Data to examine –
━━━━━━━━━━━━━━━━━━━━━━━━━━━━━━
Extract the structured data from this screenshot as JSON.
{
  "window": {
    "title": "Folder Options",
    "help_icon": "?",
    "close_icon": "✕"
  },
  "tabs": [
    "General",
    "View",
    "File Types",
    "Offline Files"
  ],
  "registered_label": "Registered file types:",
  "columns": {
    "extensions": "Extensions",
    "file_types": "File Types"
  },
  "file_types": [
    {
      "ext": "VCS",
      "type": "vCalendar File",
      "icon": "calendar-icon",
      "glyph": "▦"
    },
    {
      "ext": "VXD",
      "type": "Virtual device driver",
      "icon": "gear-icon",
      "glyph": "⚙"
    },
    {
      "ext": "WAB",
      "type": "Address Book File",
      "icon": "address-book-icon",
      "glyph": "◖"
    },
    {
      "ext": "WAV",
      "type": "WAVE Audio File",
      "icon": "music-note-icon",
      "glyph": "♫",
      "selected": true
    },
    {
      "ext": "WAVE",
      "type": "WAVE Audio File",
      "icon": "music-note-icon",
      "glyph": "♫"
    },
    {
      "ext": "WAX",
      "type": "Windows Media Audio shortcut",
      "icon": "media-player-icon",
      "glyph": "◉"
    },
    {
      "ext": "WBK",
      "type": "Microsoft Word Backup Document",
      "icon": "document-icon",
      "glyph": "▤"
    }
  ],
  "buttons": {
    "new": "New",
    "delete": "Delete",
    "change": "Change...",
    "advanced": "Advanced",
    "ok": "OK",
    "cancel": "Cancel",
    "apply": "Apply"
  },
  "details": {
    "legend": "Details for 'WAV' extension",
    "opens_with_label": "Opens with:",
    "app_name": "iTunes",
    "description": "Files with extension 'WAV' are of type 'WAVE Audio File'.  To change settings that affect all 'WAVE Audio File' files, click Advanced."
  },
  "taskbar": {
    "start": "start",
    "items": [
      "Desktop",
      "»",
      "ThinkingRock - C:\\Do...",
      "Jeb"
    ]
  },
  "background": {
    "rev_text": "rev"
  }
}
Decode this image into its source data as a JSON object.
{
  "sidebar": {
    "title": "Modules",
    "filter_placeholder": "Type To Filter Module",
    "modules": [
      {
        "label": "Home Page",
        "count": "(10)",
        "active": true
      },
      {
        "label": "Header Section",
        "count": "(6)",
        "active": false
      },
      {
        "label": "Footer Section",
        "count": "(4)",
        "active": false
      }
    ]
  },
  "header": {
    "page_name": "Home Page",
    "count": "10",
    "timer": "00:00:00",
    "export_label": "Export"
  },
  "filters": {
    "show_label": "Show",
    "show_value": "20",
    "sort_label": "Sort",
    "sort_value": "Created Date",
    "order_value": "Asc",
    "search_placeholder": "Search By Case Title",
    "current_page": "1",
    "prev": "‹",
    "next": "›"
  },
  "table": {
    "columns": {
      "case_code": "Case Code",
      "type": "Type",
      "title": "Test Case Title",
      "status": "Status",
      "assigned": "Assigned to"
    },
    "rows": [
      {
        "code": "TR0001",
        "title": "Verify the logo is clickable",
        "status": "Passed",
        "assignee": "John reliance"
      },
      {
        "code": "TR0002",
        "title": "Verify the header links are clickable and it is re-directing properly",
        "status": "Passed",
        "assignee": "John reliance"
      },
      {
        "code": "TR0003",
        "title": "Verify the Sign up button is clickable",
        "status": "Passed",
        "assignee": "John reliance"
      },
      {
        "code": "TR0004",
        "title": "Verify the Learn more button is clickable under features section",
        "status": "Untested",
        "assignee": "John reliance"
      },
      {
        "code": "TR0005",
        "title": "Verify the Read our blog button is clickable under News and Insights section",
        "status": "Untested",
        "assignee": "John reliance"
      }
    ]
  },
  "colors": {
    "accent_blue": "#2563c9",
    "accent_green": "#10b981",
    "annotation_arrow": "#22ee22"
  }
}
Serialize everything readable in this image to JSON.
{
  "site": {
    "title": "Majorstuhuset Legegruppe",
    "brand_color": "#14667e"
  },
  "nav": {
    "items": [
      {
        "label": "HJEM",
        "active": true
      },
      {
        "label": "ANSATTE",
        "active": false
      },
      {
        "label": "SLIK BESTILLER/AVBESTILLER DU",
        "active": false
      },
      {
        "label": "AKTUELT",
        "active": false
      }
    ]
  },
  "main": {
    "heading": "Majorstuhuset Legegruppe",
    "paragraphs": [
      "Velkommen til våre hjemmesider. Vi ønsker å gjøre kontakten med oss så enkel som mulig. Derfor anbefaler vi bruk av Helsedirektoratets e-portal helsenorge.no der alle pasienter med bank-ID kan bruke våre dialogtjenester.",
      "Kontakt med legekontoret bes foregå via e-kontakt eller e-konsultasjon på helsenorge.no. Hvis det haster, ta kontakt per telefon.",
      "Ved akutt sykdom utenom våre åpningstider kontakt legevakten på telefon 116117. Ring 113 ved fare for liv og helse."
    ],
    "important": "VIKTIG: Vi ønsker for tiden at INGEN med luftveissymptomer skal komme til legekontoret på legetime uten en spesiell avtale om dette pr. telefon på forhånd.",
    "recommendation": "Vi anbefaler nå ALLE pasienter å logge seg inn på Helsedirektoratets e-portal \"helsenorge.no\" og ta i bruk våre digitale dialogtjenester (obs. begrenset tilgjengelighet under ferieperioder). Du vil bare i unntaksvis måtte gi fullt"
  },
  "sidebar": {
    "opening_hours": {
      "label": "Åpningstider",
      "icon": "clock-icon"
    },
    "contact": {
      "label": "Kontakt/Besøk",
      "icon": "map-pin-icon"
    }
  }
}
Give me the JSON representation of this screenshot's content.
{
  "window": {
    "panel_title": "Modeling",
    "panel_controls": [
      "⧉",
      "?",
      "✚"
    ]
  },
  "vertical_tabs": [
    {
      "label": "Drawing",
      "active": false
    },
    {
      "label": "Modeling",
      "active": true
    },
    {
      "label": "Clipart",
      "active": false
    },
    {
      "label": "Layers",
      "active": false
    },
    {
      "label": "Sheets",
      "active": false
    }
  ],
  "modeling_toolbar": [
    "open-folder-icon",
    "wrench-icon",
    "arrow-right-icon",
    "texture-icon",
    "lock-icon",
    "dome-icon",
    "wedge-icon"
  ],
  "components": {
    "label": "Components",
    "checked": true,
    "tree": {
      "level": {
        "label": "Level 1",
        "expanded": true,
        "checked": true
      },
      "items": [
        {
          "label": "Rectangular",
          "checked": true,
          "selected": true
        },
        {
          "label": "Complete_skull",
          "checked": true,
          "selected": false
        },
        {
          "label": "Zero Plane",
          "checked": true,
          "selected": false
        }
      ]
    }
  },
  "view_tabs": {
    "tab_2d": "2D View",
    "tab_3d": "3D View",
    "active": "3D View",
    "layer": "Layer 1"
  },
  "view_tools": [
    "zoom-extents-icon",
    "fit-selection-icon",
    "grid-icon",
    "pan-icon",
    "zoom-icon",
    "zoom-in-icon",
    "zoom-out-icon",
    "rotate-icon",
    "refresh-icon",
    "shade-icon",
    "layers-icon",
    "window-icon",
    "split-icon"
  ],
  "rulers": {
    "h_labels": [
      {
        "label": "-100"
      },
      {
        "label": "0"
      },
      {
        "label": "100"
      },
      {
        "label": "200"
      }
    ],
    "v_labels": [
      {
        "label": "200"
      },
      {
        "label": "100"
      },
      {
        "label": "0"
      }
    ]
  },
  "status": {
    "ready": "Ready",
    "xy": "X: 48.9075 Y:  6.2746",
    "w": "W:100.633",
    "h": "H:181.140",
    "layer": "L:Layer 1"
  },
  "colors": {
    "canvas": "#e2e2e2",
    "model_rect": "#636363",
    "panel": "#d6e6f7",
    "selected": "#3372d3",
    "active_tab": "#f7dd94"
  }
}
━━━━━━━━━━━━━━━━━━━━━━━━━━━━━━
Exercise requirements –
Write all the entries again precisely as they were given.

Expected answer –
Extract the structured data from this screenshot as JSON.
{
  "window": {
    "title": "Folder Options",
    "help_icon": "?",
    "close_icon": "✕"
  },
  "tabs": [
    "General",
    "View",
    "File Types",
    "Offline Files"
  ],
  "registered_label": "Registered file types:",
  "columns": {
    "extensions": "Extensions",
    "file_types": "File Types"
  },
  "file_types": [
    {
      "ext": "VCS",
      "type": "vCalendar File",
      "icon": "calendar-icon",
      "glyph": "▦"
    },
    {
      "ext": "VXD",
      "type": "Virtual device driver",
      "icon": "gear-icon",
      "glyph": "⚙"
    },
    {
      "ext": "WAB",
      "type": "Address Book File",
      "icon": "address-book-icon",
      "glyph": "◖"
    },
    {
      "ext": "WAV",
      "type": "WAVE Audio File",
      "icon": "music-note-icon",
      "glyph": "♫",
      "selected": true
    },
    {
      "ext": "WAVE",
      "type": "WAVE Audio File",
      "icon": "music-note-icon",
      "glyph": "♫"
    },
    {
      "ext": "WAX",
      "type": "Windows Media Audio shortcut",
      "icon": "media-player-icon",
      "glyph": "◉"
    },
    {
      "ext": "WBK",
      "type": "Microsoft Word Backup Document",
      "icon": "document-icon",
      "glyph": "▤"
    }
  ],
  "buttons": {
    "new": "New",
    "delete": "Delete",
    "change": "Change...",
    "advanced": "Advanced",
    "ok": "OK",
    "cancel": "Cancel",
    "apply": "Apply"
  },
  "details": {
    "legend": "Details for 'WAV' extension",
    "opens_with_label": "Opens with:",
    "app_name": "iTunes",
    "description": "Files with extension 'WAV' are of type 'WAVE Audio File'.  To change settings that affect all 'WAVE Audio File' files, click Advanced."
  },
  "taskbar": {
    "start": "start",
    "items": [
      "Desktop",
      "»",
      "ThinkingRock - C:\\Do...",
      "Jeb"
    ]
  },
  "background": {
    "rev_text": "rev"
  }
}
Decode this image into its source data as a JSON object.
{
  "sidebar": {
    "title": "Modules",
    "filter_placeholder": "Type To Filter Module",
    "modules": [
      {
        "label": "Home Page",
        "count": "(10)",
        "active": true
      },
      {
        "label": "Header Section",
        "count": "(6)",
        "active": false
      },
      {
        "label": "Footer Section",
        "count": "(4)",
        "active": false
      }
    ]
  },
  "header": {
    "page_name": "Home Page",
    "count": "10",
    "timer": "00:00:00",
    "export_label": "Export"
  },
  "filters": {
    "show_label": "Show",
    "show_value": "20",
    "sort_label": "Sort",
    "sort_value": "Created Date",
    "order_value": "Asc",
    "search_placeholder": "Search By Case Title",
    "current_page": "1",
    "prev": "‹",
    "next": "›"
  },
  "table": {
    "columns": {
      "case_code": "Case Code",
      "type": "Type",
      "title": "Test Case Title",
      "status": "Status",
      "assigned": "Assigned to"
    },
    "rows": [
      {
        "code": "TR0001",
        "title": "Verify the logo is clickable",
        "status": "Passed",
        "assignee": "John reliance"
      },
      {
        "code": "TR0002",
        "title": "Verify the header links are clickable and it is re-directing properly",
        "status": "Passed",
        "assignee": "John reliance"
      },
      {
        "code": "TR0003",
        "title": "Verify the Sign up button is clickable",
        "status": "Passed",
        "assignee": "John reliance"
      },
      {
        "code": "TR0004",
        "title": "Verify the Learn more button is clickable under features section",
        "status": "Untested",
        "assignee": "John reliance"
      },
      {
        "code": "TR0005",
        "title": "Verify the Read our blog button is clickable under News and Insights section",
        "status": "Untested",
        "assignee": "John reliance"
      }
    ]
  },
  "colors": {
    "accent_blue": "#2563c9",
    "accent_green": "#10b981",
    "annotation_arrow": "#22ee22"
  }
}
Serialize everything readable in this image to JSON.
{
  "site": {
    "title": "Majorstuhuset Legegruppe",
    "brand_color": "#14667e"
  },
  "nav": {
    "items": [
      {
        "label": "HJEM",
        "active": true
      },
      {
        "label": "ANSATTE",
        "active": false
      },
      {
        "label": "SLIK BESTILLER/AVBESTILLER DU",
        "active": false
      },
      {
        "label": "AKTUELT",
        "active": false
      }
    ]
  },
  "main": {
    "heading": "Majorstuhuset Legegruppe",
    "paragraphs": [
      "Velkommen til våre hjemmesider. Vi ønsker å gjøre kontakten med oss så enkel som mulig. Derfor anbefaler vi bruk av Helsedirektoratets e-portal helsenorge.no der alle pasienter med bank-ID kan bruke våre dialogtjenester.",
      "Kontakt med legekontoret bes foregå via e-kontakt eller e-konsultasjon på helsenorge.no. Hvis det haster, ta kontakt per telefon.",
      "Ved akutt sykdom utenom våre åpningstider kontakt legevakten på telefon 116117. Ring 113 ved fare for liv og helse."
    ],
    "important": "VIKTIG: Vi ønsker for tiden at INGEN med luftveissymptomer skal komme til legekontoret på legetime uten en spesiell avtale om dette pr. telefon på forhånd.",
    "recommendation": "Vi anbefaler nå ALLE pasienter å logge seg inn på Helsedirektoratets e-portal \"helsenorge.no\" og ta i bruk våre digitale dialogtjenester (obs. begrenset tilgjengelighet under ferieperioder). Du vil bare i unntaksvis måtte gi fullt"
  },
  "sidebar": {
    "opening_hours": {
      "label": "Åpningstider",
      "icon": "clock-icon"
    },
    "contact": {
      "label": "Kontakt/Besøk",
      "icon": "map-pin-icon"
    }
  }
}
Give me the JSON representation of this screenshot's content.
{
  "window": {
    "panel_title": "Modeling",
    "panel_controls": [
      "⧉",
      "?",
      "✚"
    ]
  },
  "vertical_tabs": [
    {
      "label": "Drawing",
      "active": false
    },
    {
      "label": "Modeling",
      "active": true
    },
    {
      "label": "Clipart",
      "active": false
    },
    {
      "label": "Layers",
      "active": false
    },
    {
      "label": "Sheets",
      "active": false
    }
  ],
  "modeling_toolbar": [
    "open-folder-icon",
    "wrench-icon",
    "arrow-right-icon",
    "texture-icon",
    "lock-icon",
    "dome-icon",
    "wedge-icon"
  ],
  "components": {
    "label": "Components",
    "checked": true,
    "tree": {
      "level": {
        "label": "Level 1",
        "expanded": true,
        "checked": true
      },
      "items": [
        {
          "label": "Rectangular",
          "checked": true,
          "selected": true
        },
        {
          "label": "Complete_skull",
          "checked": true,
          "selected": false
        },
        {
          "label": "Zero Plane",
          "checked": true,
          "selected": false
        }
      ]
    }
  },
  "view_tabs": {
    "tab_2d": "2D View",
    "tab_3d": "3D View",
    "active": "3D View",
    "layer": "Layer 1"
  },
  "view_tools": [
    "zoom-extents-icon",
    "fit-selection-icon",
    "grid-icon",
    "pan-icon",
    "zoom-icon",
    "zoom-in-icon",
    "zoom-out-icon",
    "rotate-icon",
    "refresh-icon",
    "shade-icon",
    "layers-icon",
    "window-icon",
    "split-icon"
  ],
  "rulers": {
    "h_labels": [
      {
        "label": "-100"
      },
      {
        "label": "0"
      },
      {
        "label": "100"
      },
      {
        "label": "200"
      }
    ],
    "v_labels": [
      {
        "label": "200"
      },
      {
        "label": "100"
      },
      {
        "label": "0"
      }
    ]
  },
  "status": {
    "ready": "Ready",
    "xy": "X: 48.9075 Y:  6.2746",
    "w": "W:100.633",
    "h": "H:181.140",
    "layer": "L:Layer 1"
  },
  "colors": {
    "canvas": "#e2e2e2",
    "model_rect": "#636363",
    "panel": "#d6e6f7",
    "selected": "#3372d3",
    "active_tab": "#f7dd94"
  }
}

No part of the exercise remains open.